- I love the Bosch Intuvia display panel because it’s big and easy to read but also removable for safe storage (just like the main battery), there’s even a Micro-USB port on the display for charging or maintaining portable electronics like your phone, the display mount is compatible with the COBI smartphone mount that Bosch now owns
- In addition to fenders, the Friday 27.5 also comes with a tight chain cover to keep your pant legs clean and snag-free, it’s a little touch and it’s done very well here
- Excellent Shimano SLX drivetrain with 11 speeds for navigating a wide range of surfaces and terrain, the bike seems made mostly for pavement and the tires are slicks but the 2.4″ width makes them stable and capable of light off road use, the one-way clutch design on the derailleur will tighten the derailleur spring and reduce chain slap if you do find yourself on bumpy terrain
- I love the integrated lights, the headlight is mounted way up high on the handlebars and is aimable, it won’t bounce around as much as fork-arch mounted lights, the rear light stays clear of the rack and all cargo you might add and both lights run off of the main battery and are controlled through the display so they cannot be left on accidentally
- Good Shimano hydraulic disc brakes, the front rotor is larger at 180 mm to improve stopping speed and disburse heat more quickly
- Decent kickstand (positioned where it should be, towards the back to support the rack and stay clear of the left crank) and nice stock pedals (larger, stiff, good traction)
- The AXA frame lock is good for quick errands and can be paired with an AXA Defender Cable to secure to posts and racks easily
- Both wheels offer quick release and the front uses a sturdy thru-axle which will be more responsive, it helps to support the weight of the bigger tire as well
- Very nice rims, notice the reinforcement eyelets to spread weight and force from the spoke and reduce cracking, nice black paint job with matching black spokes vs. silver
- Since this ebike is running hydraulic brakes, you can adjust the levers for reach (making them easier to use for small and large hands alike, or gloved hands)
- Even though I love air suspension because it tends to weight less and offer sag adjustability, this is a really nice coil shock that should be very durable and perform consistently throughout a ride, I love that it has compression clicker with lockout, preload, and rebound adjust with black anodized stanchions!
- The “hidden power” plastic cover is great, but doesn’t really lock to the bike frame which means it could be tampered with or stolen when you’re parked at the bike rack
- The ~57.4 lbs weight for the medium sized frame is a bit on the high side, but that’s probably due to the fenders, rack, cafe lock on the rear wheel, lights and spring suspension vs. air
- I could see how many commuters would be interested in faster Class 3 Bosch Performance Line Speed motor vs. the standard Performance Line, but this one should get better range and doesn’t require special licensing (in Europe), it’s allowed almost anywhere a normal bicycle would be
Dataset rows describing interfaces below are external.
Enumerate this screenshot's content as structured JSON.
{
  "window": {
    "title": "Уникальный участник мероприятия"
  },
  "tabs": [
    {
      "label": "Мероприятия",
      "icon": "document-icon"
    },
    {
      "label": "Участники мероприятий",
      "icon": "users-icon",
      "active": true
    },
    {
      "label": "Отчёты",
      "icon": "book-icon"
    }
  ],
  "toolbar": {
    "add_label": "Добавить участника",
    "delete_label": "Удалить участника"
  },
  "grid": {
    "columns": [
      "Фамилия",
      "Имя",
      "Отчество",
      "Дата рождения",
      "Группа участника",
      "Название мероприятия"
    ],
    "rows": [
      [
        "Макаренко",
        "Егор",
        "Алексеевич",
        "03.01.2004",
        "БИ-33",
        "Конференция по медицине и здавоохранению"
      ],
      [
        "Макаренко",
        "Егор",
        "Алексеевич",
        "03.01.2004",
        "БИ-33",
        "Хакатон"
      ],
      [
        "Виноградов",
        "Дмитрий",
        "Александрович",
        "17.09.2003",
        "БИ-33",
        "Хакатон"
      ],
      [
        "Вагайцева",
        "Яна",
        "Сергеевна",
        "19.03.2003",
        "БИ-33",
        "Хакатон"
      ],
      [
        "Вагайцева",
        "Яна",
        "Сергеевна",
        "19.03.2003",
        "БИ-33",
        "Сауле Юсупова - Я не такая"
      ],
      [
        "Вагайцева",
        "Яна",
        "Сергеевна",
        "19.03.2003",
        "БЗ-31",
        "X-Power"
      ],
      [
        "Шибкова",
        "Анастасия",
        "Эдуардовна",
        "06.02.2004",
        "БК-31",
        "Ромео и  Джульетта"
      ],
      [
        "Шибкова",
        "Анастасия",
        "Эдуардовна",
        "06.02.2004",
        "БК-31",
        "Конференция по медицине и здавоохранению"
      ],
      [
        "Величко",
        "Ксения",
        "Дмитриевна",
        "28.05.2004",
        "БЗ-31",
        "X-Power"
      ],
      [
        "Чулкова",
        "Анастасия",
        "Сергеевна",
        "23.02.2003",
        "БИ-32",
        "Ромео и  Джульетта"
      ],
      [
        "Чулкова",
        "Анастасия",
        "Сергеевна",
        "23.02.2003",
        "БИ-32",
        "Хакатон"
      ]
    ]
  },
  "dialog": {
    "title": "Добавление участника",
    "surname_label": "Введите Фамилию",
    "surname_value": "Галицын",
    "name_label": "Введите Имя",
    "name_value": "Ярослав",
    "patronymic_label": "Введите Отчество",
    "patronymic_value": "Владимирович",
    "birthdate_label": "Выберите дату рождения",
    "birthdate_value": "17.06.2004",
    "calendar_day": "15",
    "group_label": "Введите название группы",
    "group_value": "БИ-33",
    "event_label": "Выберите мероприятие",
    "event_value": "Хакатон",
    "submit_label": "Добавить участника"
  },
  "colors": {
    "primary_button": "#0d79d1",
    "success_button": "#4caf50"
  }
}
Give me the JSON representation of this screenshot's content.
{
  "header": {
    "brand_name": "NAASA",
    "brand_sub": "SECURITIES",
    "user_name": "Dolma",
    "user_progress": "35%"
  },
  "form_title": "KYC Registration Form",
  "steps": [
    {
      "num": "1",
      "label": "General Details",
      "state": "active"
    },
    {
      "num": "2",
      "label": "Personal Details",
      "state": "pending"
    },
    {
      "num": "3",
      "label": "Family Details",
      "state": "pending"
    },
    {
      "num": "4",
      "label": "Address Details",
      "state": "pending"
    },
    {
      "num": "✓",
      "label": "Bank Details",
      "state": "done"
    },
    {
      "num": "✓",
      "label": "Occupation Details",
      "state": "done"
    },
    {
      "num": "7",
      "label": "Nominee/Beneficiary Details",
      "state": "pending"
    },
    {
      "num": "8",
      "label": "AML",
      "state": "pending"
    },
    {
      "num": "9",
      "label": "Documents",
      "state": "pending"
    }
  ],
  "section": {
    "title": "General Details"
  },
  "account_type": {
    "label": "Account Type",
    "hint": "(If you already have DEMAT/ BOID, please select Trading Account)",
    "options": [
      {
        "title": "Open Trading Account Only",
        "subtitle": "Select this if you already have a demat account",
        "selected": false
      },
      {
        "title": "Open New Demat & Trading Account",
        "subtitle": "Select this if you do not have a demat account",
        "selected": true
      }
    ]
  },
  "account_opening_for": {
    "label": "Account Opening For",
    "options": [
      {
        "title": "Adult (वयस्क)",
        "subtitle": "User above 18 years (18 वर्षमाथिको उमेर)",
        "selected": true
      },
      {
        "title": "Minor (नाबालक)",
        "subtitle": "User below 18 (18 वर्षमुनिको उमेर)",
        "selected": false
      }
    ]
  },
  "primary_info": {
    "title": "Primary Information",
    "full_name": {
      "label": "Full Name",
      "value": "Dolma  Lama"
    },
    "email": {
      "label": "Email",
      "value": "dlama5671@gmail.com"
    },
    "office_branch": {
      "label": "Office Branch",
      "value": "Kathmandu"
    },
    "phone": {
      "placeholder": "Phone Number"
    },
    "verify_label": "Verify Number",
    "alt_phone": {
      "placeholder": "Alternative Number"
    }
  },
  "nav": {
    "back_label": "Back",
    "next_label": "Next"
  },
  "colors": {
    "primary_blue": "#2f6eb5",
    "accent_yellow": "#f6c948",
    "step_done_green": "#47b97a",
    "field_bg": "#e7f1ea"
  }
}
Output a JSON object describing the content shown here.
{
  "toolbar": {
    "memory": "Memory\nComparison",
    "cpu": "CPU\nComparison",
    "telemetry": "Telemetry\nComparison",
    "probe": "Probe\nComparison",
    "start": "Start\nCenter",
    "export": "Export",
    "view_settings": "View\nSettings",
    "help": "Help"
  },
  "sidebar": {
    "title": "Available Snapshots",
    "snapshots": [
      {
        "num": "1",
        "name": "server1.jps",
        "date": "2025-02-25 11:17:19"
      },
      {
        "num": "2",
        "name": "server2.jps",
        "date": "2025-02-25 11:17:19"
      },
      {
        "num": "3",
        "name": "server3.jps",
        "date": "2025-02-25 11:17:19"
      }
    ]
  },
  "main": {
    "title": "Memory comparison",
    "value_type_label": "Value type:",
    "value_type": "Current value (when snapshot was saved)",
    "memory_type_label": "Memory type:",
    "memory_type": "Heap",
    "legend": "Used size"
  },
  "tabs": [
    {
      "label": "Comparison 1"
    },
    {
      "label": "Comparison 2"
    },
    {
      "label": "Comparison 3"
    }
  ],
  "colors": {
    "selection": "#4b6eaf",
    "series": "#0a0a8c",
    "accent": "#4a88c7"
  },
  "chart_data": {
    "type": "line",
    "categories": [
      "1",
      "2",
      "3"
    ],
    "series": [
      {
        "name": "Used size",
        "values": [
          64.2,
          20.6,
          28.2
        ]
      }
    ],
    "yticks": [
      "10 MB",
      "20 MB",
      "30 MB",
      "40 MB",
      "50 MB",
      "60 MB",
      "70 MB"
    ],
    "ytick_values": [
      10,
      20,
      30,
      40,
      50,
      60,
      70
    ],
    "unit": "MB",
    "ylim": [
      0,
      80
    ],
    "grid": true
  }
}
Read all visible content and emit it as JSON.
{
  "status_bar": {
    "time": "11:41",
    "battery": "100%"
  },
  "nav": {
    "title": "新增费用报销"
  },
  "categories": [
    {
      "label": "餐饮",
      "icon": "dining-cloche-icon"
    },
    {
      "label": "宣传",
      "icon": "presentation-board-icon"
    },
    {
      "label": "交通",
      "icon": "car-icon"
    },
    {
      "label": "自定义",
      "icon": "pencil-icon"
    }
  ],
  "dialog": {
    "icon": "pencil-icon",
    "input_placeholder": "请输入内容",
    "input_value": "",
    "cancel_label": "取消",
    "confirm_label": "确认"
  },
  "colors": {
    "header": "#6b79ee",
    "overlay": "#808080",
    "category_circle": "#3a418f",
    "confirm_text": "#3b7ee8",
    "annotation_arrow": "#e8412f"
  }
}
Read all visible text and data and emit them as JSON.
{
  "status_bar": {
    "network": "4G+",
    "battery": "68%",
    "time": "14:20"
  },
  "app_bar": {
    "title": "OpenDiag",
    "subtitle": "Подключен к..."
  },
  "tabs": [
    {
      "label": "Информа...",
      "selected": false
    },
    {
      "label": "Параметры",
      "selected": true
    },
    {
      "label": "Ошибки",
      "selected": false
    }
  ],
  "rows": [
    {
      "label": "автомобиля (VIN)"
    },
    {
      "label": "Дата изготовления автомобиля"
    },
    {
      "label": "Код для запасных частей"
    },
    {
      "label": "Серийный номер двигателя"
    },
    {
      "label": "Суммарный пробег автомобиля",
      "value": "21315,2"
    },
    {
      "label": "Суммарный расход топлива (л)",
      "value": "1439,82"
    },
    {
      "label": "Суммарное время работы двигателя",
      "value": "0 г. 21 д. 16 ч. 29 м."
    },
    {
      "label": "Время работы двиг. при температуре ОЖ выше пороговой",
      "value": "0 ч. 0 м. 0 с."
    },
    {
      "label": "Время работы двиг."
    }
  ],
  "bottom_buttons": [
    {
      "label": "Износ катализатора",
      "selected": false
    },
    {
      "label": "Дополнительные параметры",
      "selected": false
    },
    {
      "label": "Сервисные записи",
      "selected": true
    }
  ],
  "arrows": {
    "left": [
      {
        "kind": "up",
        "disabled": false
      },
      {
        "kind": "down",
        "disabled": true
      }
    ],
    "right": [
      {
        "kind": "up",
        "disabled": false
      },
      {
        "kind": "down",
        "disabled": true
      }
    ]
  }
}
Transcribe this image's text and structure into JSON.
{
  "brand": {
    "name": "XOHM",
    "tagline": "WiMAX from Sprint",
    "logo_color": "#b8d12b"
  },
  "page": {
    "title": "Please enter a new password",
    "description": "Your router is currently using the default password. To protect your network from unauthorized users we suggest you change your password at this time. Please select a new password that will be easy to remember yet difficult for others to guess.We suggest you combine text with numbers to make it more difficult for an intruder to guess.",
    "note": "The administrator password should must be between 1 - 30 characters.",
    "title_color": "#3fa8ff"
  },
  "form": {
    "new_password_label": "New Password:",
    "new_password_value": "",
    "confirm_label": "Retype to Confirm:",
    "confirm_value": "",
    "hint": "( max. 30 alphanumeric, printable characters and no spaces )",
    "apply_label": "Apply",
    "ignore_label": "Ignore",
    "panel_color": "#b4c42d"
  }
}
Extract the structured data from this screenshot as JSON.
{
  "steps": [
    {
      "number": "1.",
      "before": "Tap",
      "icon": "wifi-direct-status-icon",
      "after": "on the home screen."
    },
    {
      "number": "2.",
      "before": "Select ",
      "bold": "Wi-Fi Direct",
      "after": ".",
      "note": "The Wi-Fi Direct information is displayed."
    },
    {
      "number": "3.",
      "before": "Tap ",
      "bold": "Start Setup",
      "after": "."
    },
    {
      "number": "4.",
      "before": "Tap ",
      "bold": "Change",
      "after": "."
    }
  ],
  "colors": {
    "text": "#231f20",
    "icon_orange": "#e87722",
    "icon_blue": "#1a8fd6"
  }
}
- Minor gripe here, I’d love to see reflective sidewalls on the tires since this is more of an urban ebike, they would compliment the integrated lights nicely, consider adding reflective stickers like this or this to the sides of the wheelset and frame to stand out more or wear reflective clothing
- Another minor consideration, I’d love to see Supernova update their E-Bike E3 V6S headlight to have side cutouts so it would shine out a bit and create more of a visual footprint for the bike than just forward
- Because the Bosch Performance Line motors use a proprietary smaller chainring, they spin at 2.5x per pedal crank revolution ad there’s a reduction gear at work, this creates some friction when pedaling unassisted (if the bike is off or you’re pedaling beyond the 20 mph top supported speed)
- Very minor complaint here, but there didn’t appear to be a sticker slap guard on the right chainstay… you probably won’t see the chips because of the plastic chain cover, but the chain could still take wear and the frame might get scratched up a bit because there’s no protection